▸ **TASK DESCRIPTION**
Find the lines in the entries that follow where the word "this" occurs, and state how many there are, with no other words.

++++++

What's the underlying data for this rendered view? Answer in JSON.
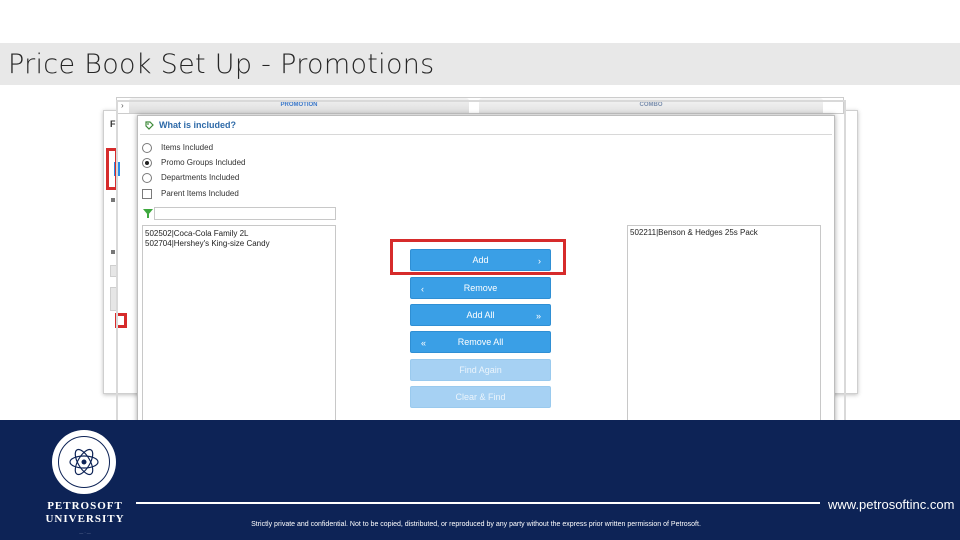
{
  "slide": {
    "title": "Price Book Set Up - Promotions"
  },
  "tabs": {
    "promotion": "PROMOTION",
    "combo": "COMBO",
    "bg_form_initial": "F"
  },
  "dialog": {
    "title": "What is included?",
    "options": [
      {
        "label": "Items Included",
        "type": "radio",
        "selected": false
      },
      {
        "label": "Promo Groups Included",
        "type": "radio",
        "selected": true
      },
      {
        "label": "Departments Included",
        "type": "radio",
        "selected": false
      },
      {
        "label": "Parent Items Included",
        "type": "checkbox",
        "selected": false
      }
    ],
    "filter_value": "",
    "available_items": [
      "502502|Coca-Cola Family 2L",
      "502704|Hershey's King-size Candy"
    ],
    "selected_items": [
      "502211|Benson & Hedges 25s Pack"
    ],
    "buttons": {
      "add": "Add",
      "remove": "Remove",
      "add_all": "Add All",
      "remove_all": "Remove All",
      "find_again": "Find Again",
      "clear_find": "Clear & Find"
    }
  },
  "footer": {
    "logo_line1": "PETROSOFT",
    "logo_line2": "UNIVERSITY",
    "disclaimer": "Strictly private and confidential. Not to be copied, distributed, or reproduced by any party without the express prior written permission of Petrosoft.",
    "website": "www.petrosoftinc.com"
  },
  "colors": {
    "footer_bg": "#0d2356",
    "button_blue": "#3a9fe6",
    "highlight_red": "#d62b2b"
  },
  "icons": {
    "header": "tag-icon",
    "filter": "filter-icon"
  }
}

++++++

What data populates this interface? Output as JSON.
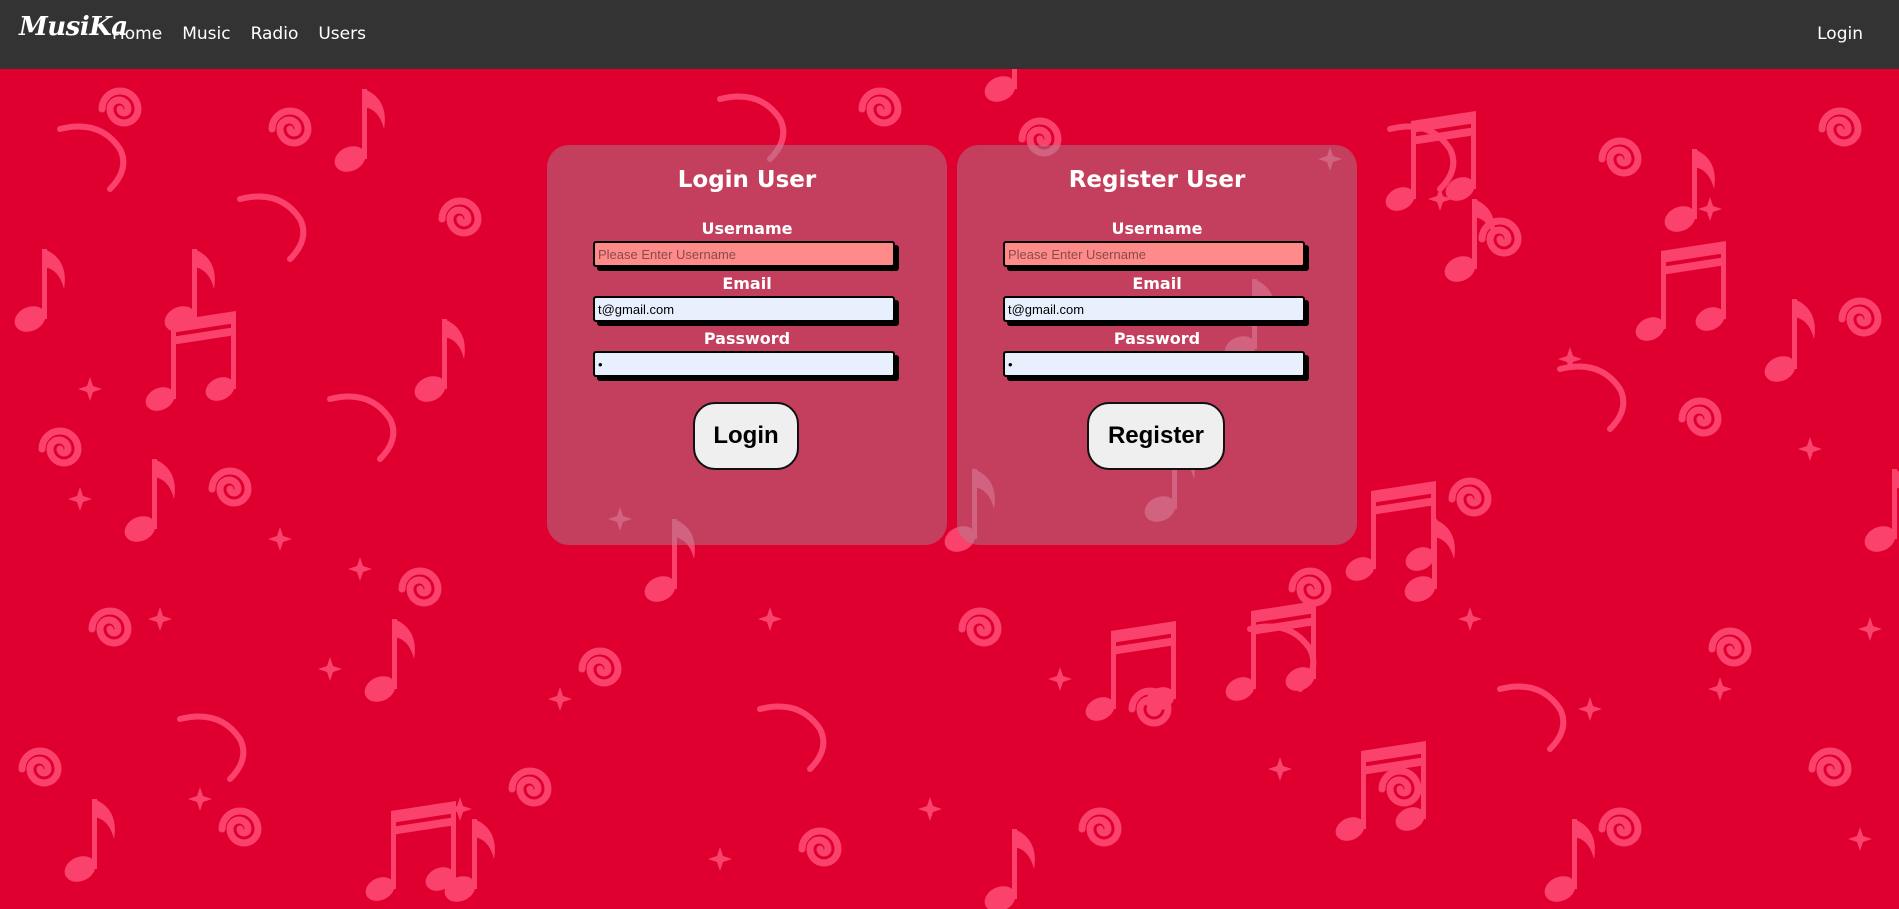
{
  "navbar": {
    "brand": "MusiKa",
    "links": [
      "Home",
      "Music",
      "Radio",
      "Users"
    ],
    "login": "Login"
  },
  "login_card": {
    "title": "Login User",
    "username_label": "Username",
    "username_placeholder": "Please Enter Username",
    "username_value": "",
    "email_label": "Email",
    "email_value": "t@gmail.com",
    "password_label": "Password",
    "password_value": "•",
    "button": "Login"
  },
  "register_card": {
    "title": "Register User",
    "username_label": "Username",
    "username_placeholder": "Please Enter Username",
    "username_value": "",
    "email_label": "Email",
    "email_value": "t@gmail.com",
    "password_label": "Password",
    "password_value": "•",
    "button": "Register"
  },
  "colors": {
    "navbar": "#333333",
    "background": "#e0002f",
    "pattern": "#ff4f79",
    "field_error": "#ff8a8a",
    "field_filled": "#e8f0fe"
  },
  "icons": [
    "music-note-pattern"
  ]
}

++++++

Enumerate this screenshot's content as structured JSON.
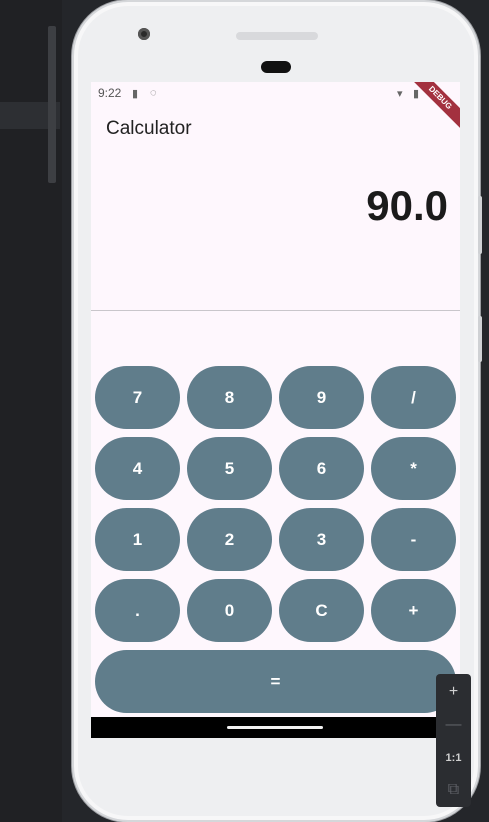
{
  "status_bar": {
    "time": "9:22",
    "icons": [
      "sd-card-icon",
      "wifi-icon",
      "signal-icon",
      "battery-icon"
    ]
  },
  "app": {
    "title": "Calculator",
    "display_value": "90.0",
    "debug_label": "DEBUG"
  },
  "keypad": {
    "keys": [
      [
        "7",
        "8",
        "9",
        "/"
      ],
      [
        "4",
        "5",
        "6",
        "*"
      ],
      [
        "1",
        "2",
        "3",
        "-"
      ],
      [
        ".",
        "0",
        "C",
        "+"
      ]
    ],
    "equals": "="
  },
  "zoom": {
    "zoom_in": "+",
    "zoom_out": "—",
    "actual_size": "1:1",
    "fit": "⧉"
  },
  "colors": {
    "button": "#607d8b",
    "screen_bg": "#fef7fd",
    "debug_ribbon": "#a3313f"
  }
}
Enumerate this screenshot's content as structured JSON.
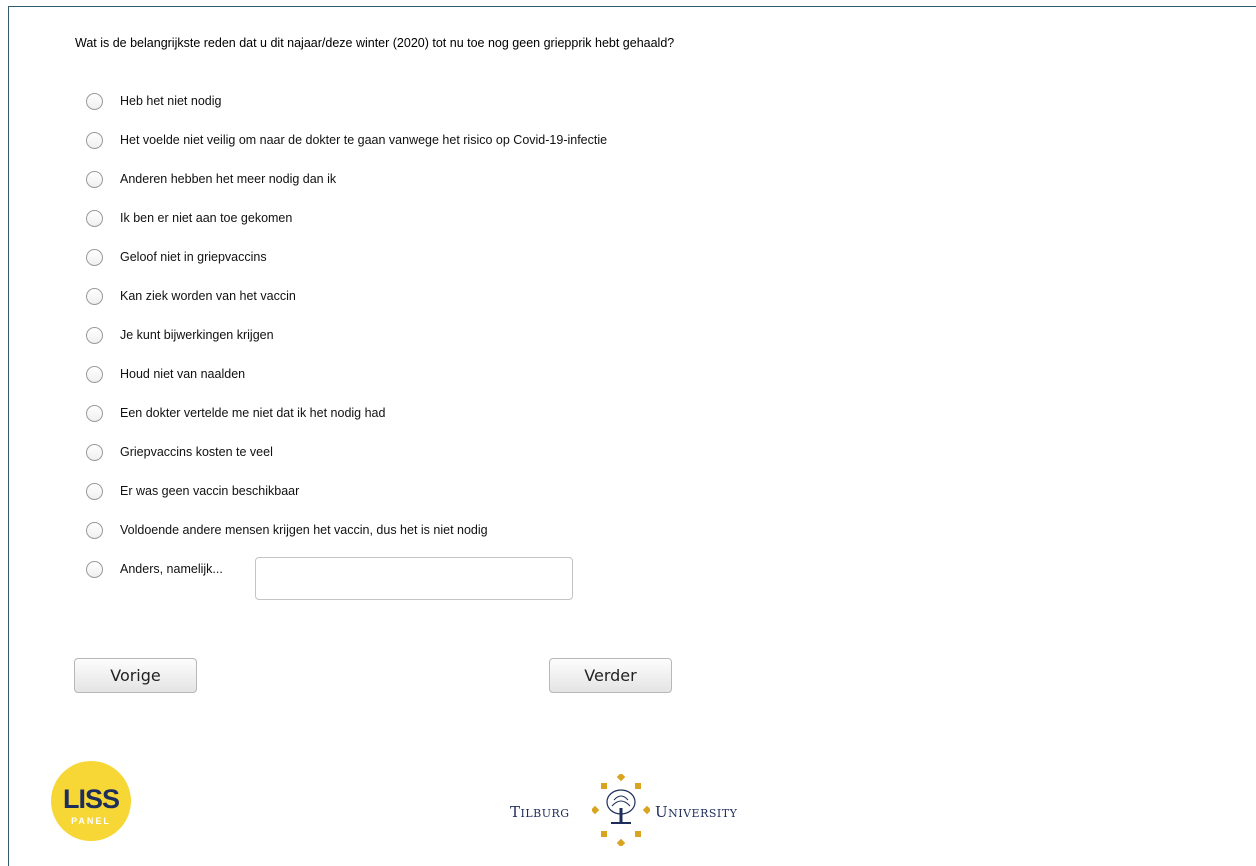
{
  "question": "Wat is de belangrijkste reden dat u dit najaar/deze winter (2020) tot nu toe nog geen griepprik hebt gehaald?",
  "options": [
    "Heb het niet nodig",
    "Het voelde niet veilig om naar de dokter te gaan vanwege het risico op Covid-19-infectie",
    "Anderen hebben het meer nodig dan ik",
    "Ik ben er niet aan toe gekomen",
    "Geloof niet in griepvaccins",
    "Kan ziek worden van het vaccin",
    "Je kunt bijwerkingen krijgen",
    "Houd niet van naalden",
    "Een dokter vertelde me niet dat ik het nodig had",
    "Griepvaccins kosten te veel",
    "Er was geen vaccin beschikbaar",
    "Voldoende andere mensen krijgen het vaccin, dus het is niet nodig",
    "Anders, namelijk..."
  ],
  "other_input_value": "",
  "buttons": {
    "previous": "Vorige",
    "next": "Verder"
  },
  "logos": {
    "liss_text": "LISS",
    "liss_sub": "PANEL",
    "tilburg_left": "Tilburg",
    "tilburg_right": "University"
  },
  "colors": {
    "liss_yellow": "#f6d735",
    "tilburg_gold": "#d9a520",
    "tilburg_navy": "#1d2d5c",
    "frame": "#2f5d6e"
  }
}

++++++

▸ **EXERCISE RESULT**
4